To do: Return all lines from the entries below in which the word "Jira" is present.

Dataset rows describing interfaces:
★ ★ ★ ★
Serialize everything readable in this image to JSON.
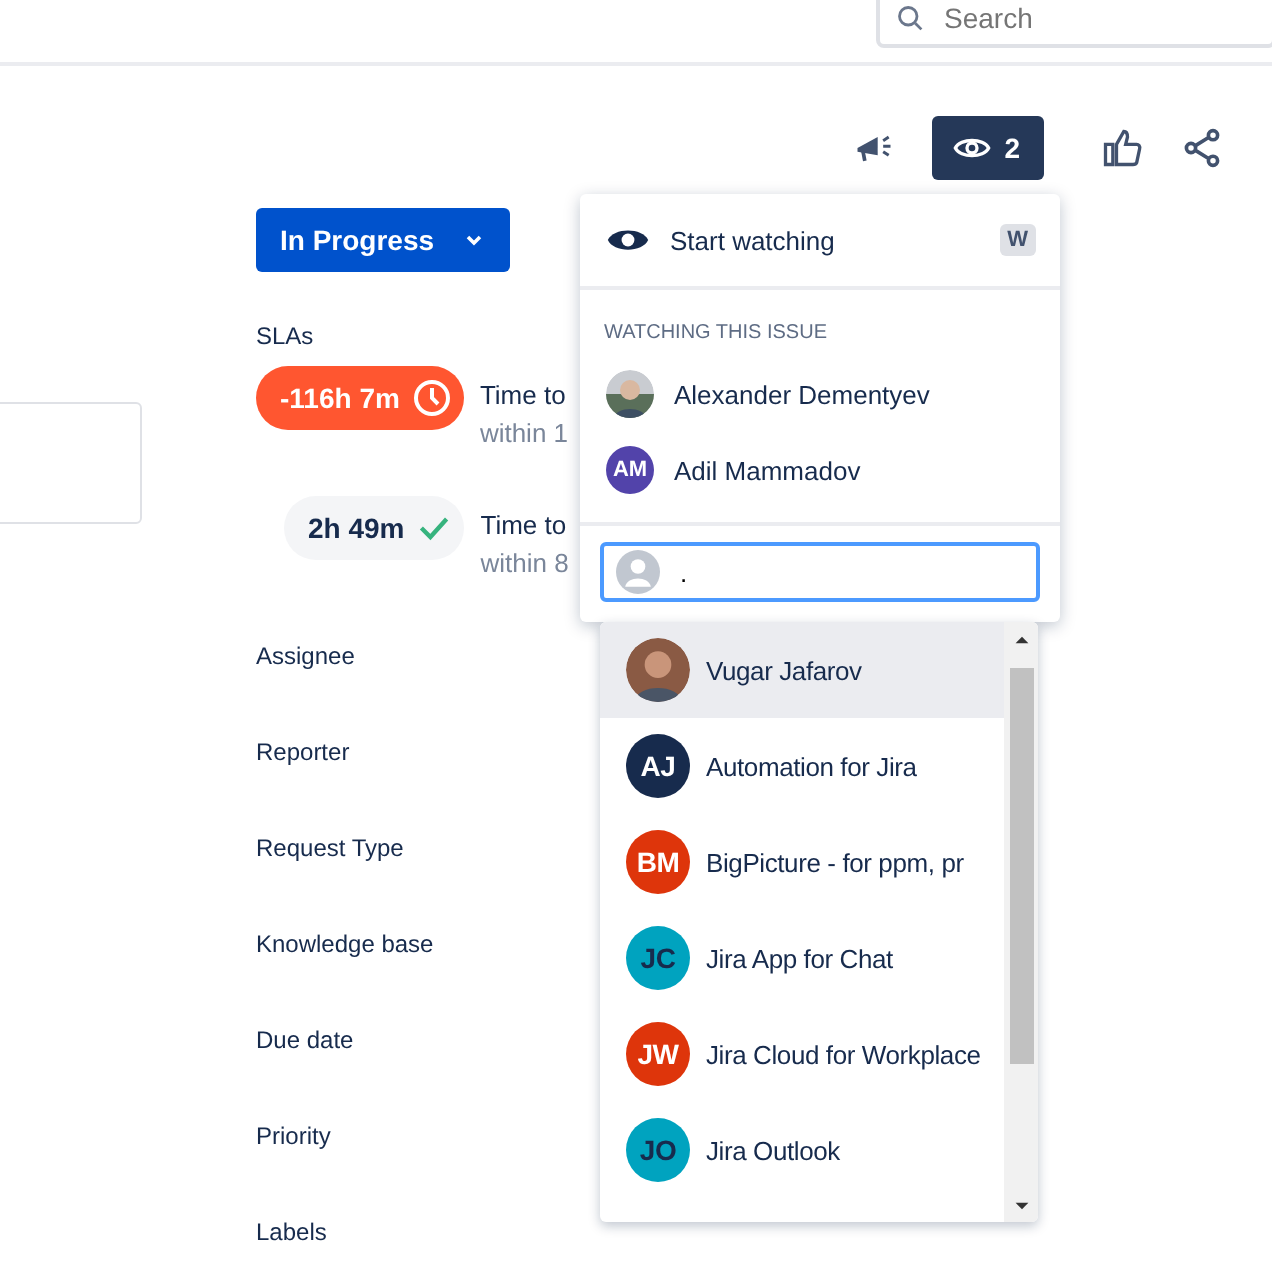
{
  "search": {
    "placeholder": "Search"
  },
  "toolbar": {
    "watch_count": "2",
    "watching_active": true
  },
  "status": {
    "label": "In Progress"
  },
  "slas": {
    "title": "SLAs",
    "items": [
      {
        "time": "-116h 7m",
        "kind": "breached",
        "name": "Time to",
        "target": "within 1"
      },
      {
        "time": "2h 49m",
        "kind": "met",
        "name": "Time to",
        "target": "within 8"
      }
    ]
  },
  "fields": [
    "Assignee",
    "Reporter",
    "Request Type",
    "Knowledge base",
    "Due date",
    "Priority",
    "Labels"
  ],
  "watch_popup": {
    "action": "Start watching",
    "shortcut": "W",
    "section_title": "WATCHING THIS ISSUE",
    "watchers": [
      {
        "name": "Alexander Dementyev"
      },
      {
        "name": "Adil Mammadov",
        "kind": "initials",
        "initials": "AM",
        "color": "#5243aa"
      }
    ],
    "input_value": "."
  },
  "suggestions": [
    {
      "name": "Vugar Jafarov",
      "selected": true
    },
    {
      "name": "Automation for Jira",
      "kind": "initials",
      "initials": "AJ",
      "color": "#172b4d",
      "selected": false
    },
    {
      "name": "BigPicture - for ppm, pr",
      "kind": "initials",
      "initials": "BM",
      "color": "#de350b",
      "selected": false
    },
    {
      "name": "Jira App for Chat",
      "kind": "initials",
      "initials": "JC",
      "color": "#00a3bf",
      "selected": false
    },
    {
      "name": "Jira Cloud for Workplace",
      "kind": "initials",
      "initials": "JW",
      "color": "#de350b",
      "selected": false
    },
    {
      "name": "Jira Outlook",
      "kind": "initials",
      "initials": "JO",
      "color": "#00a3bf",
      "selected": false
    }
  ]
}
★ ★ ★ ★
Answer to this problem:
      "name": "Automation for Jira",
      "name": "Jira App for Chat",
      "name": "Jira Cloud for Workplace",
      "name": "Jira Outlook",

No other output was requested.